It’s a constant struggle, no? Everyone wants to play. Dirty Good Company likes to play in the dirt: on two feet or two wheels, on surf boards and yoga mats. Outdoor activity and simply letting go and having fun is an essential part of human experience. Paul and I know that getting dirty absolutely makes us feel good. I like feeling strong, I feel more alive after every happy, exhaustive ride, run or hike – and the dirt I have to scrub off just adds to my accomplishment. As so many pro athletes and humble adventurers understand, exercise builds a healthy mental state, too. Outdoor adventures also feed our curiosity and teach us lessons for life off the trail. Our days are far more positive when we take the time to get out and play.
Wanting, and needing, to play is not something to feel bad about. It’s no more selfish than wanting or needing to make money. Healthy, happy people add to a healthy, happy world. Yeah, I believe that, as trite or maybe naive as it sounds. In yoga we might use the word “sukha” to describe the fresh, blissful space of ease we find during play (su = good, kha = space). While traditional yoga philosophy warns against putting too much dependence on earthly pleasure, sukha is a state of quiet peace within ourselves that we can strive for. When I’m running a mountain trail, playing around with handstand on the grass, or even straining a bit to grind up a gravel road (sucking Paul’s wheel) I can honestly say I experience sukha. It feels like home, like a natural place for my body and mind. Playing hard brings us back to our primal, childlike and stripped-down state.
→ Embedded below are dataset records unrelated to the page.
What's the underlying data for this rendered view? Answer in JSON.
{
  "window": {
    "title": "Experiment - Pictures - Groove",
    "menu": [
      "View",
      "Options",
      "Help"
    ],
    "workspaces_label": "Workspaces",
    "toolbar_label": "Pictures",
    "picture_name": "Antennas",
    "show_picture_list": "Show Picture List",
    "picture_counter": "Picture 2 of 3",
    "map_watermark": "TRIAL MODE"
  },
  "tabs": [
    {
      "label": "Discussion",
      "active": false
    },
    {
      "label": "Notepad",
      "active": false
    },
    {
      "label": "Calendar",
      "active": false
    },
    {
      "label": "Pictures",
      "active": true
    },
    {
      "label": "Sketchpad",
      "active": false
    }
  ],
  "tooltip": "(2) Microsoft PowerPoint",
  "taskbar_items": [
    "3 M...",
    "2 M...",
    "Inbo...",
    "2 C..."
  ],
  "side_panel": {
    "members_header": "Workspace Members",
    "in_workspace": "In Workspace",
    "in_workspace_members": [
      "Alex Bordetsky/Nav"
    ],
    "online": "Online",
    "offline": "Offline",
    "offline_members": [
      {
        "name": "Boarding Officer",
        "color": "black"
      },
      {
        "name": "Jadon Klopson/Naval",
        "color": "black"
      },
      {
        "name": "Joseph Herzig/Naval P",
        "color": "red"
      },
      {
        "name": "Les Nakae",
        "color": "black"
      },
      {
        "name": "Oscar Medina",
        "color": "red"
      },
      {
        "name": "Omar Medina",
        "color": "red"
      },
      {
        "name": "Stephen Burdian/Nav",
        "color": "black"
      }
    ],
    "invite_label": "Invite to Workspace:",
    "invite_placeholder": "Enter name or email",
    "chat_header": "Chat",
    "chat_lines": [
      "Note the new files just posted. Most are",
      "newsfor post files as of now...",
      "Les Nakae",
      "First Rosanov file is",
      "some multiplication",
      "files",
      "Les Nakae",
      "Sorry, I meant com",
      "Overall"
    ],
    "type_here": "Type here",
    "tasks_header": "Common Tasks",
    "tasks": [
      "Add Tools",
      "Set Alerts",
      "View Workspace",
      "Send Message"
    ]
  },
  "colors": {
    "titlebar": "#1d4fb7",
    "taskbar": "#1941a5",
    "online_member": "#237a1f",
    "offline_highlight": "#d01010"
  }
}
We chose to move into a mobile lifestyle in part to play hard. But also, in balance, to find work that allows us to do that. Actually, to force us to find work that will allow play. I am still developing income that will allow us to keep moving, but meanwhile we are both working hard in the best ways we can. A yogic term for hard work might be, “tapas,” which BKS Iyengar (one of the foremost figures in modern yoga practice) describes as, “…a burning effort under all circumstances to achieve a definite goal in life. It involves purification, self-discipline and austerity. The whole science of character-building may be regarded as practice of tapas.” We can talk about tapas in our yoga practice as a disciplined commitment to getting on the mat, mindfully and with intention, on a regular basis. But I like to think about this while I am pouring wine, prepping cheese plates and cleaning frozen yogurt machines at my current place of employment. I’ve accepted the hard work at this local shop as a means to an end. Paul is not crazy happy about all the online work he has found to bring home his own bacon (literally for him) but again, we keep reminding ourselves that it allows us to play hard, too. There’s a time and a place for both; balancing them together is a bit tricky and I can’t get in everything I want to, but hopefully some concentrated tapas for a while will allow some all-out play soon…
“Greater is thine own work, even if this be humble, then the work of another, even if this be great.” — Bhagavad Gita
Hard work can be enjoyable, too. And it should be! I want to create work that aligns with my priorities and convictions. We are putting in the time to focus our goals down to specific ways we can employ our dharma (our sense of purpose, righteousness) to make some kind of impact toward the greater good. Incessant brainstorming, list making, talking talking, talking… but less actual action than we would like. Sigh. Here is where our tapas and our sukha need to find a common meeting ground. We are afraid to take the wrong step, I think, but as Krishna counsels Arjuna in The Bhagavad Gita (one of yoga’s foundational texts), “… in all work there may be imperfection, even as in all fire there must be smoke.” I’m okay with getting actual dust and mud and gravel in my shoes, but the dirt that comes with finding valuable work is harder for me to deal with. With the fiery discipline of tapas, we have to stay focused on what the long term goals are and just keep moving forward in our own way, finding hard work that is authentic and brings joy to ourselves, others and the planet. And that leaves room for that ever important PLAY.
On my yoga mat, I remind myself that the dedication to a daily practice (tapas) of listening to my physical and mental cues brings me daily peace and quiet (sukha). My practice is a lovely fusion of hard work and playful experimentation to see what kind of fun I can have with postures and sequencing. Be sure to make time for both.